Contamination investigation at former gasworks
11 February 2021
An investigation will get underway tomorrow at the former Tamworth gasworks in Peel Street to determine the extent of contamination dating back more than 100 years.
Tamworth Regional Council has been issued with a Preliminary Investigation order under Section 10 of the Contaminated Land Management Act 1992 because the former Tamworth Municipal Council was a former operator of the site.
Tamworth Regional Council Manager Compliance, Ross Briggs, said the detailed site investigation expected to take about a week to complete. Then soil samples and other test results will be reviewed with the findings including estimated costs of any remediation is not expected to be known until mid-2021.
“A specialist company will carry out the investigation both on the site and adjoining sites which involves drilling for soil samples and installing monitoring wells,” he said. “This will provide a clear picture of the full extent of contamination as well as a plan for remediation.”

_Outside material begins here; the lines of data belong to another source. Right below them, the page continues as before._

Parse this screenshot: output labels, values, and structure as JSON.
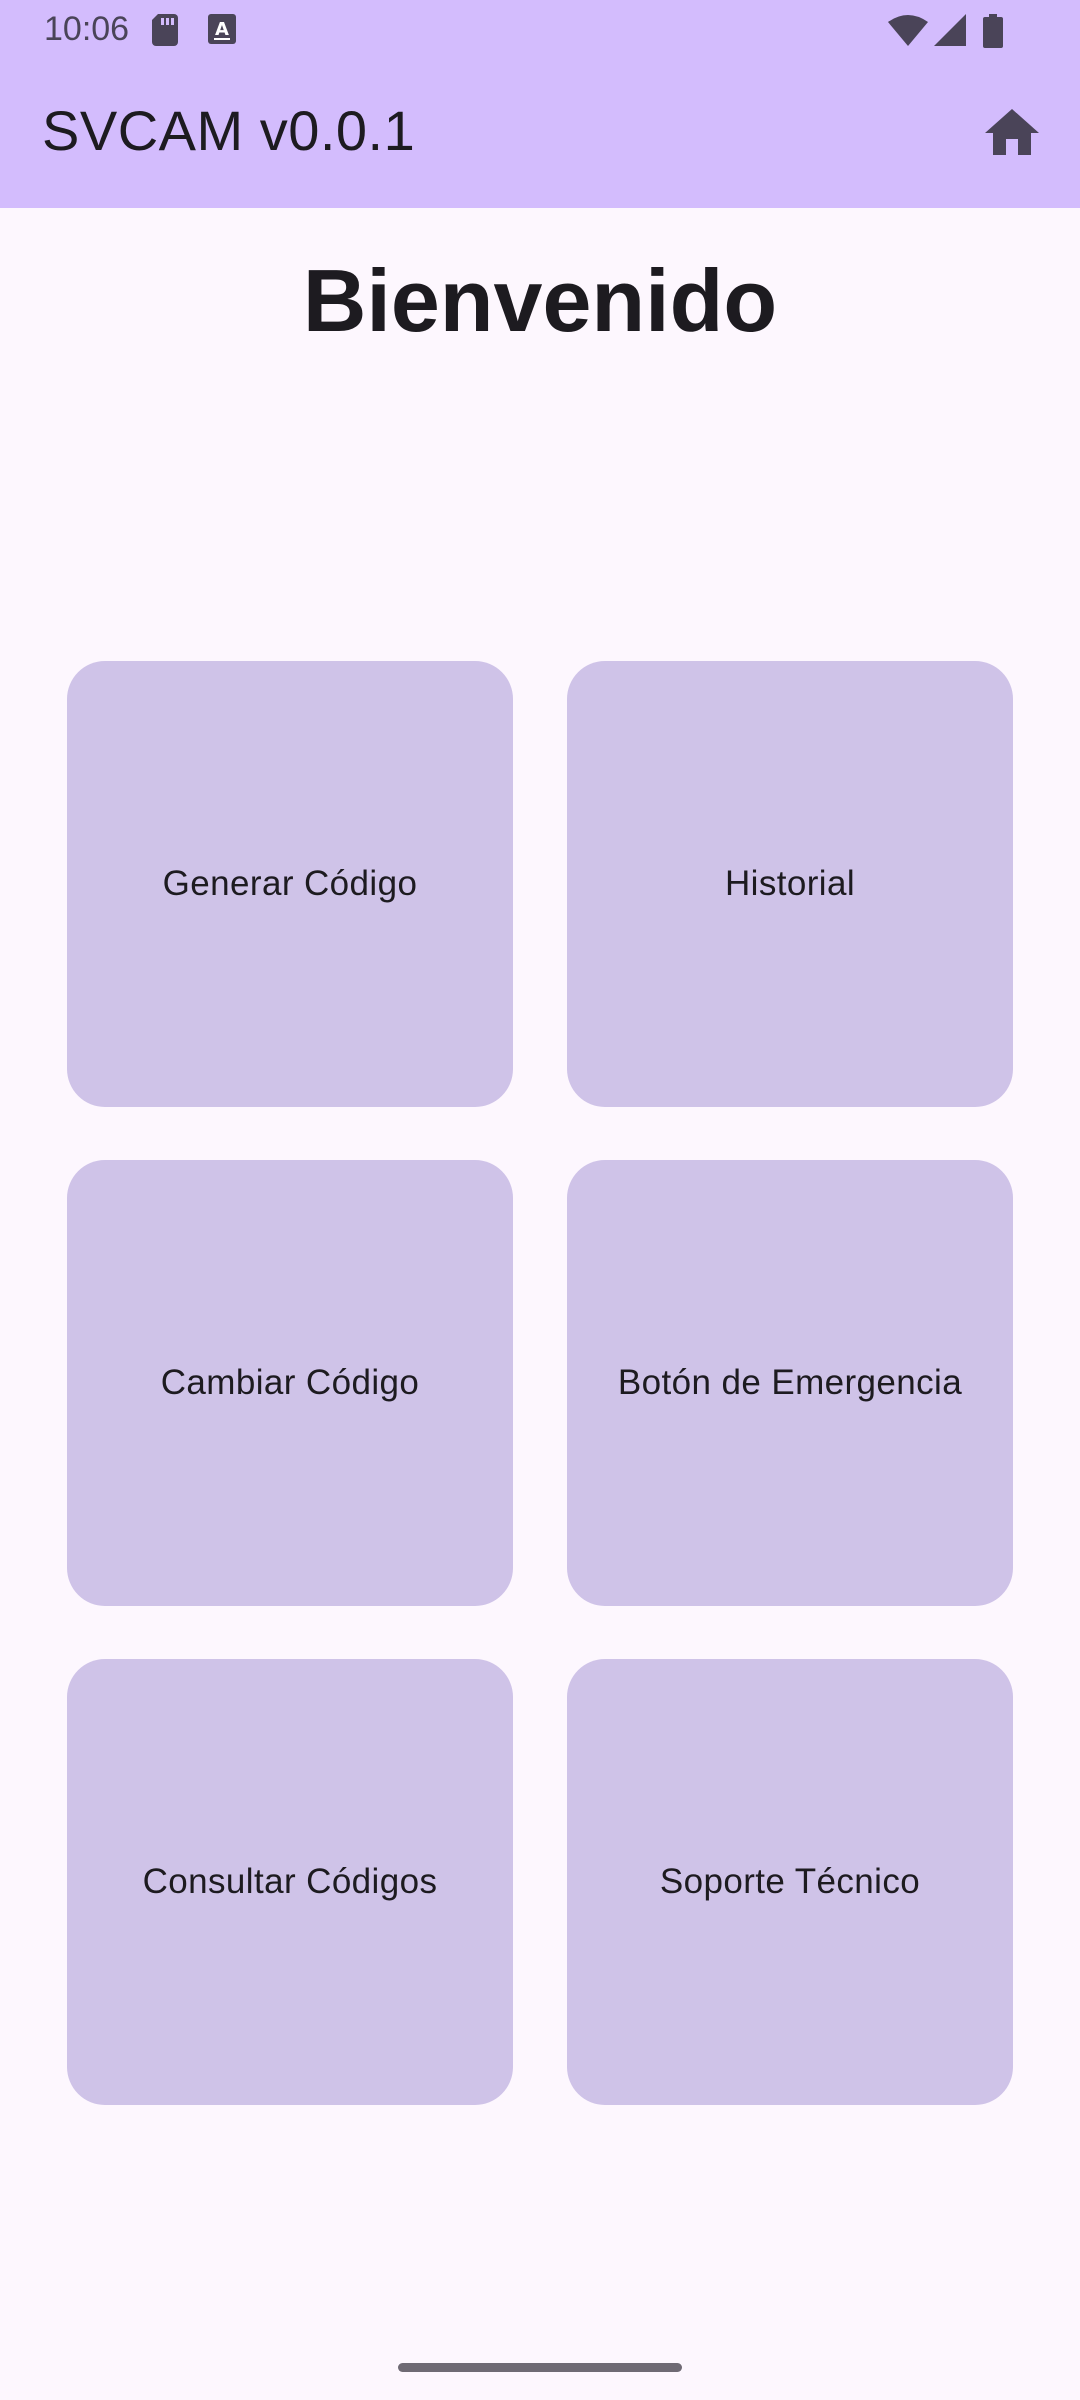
{
  "status_bar": {
    "time": "10:06",
    "icons": [
      "sd-card-icon",
      "keyboard-a-icon",
      "wifi-icon",
      "signal-icon",
      "battery-icon"
    ]
  },
  "app_bar": {
    "title": "SVCAM v0.0.1",
    "action_icon": "home-icon"
  },
  "page": {
    "title": "Bienvenido"
  },
  "menu": {
    "items": [
      {
        "label": "Generar Código"
      },
      {
        "label": "Historial"
      },
      {
        "label": "Cambiar Código"
      },
      {
        "label": "Botón de Emergencia"
      },
      {
        "label": "Consultar Códigos"
      },
      {
        "label": "Soporte Técnico"
      }
    ]
  },
  "colors": {
    "app_bar": "#d3bcfd",
    "background": "#fdf7fe",
    "tile": "#cfc3e8",
    "text": "#1d1b20"
  }
}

The need to investigate the site at 200 Peel Street (also known as 115 Marius Street) emerged in 2019 after contaminated land consultants engaged to investigate the adjoining land to be developed by Aldi identified contamination of the groundwater consistent with the contamination from historic operations of a gasworks.
The site was owned by the Tamworth Gas and Coke Company, Colonial Gas Company and the former Tamworth Municipal Council from 1882 to about 1973 and operated as a town gas manufacturing plant or gasworks. The gas was used for Tamworth’s streetlights.
Elgas Limited currently owns the site and operates an LPG depot and distribution centre.
Mr Briggs said the historic operation of gasworks throughout NSW has left a legacy of soil and groundwater contamination, in some cases extending to adjoining sites.
“The major contaminants of these sites typically include tars, oils, hydrocarbon sludge, spent oxide wastes, ash and ammoniacal recovery wastes,” he said. “While many of these materials were recycled or reused, it was common for some to be buried on or near a gasworks site in underground tar wells, pipes and purifier beds and not removed when a gasworks was decommissioned.”
Council has received grant funding from the NSW Environmental Trust which will cover half the cost of the investigation up to $200,000 and half the cost of remediation up to $500,000. Council has committed $700,000 for its share of the cost.
“This on-site investigation is the start of a process which may take years to conclude but Council is committed to working with the EPA to ensure everything possible is done to ensure the site will not pose a health risk to our community in the future,” Mr Briggs said.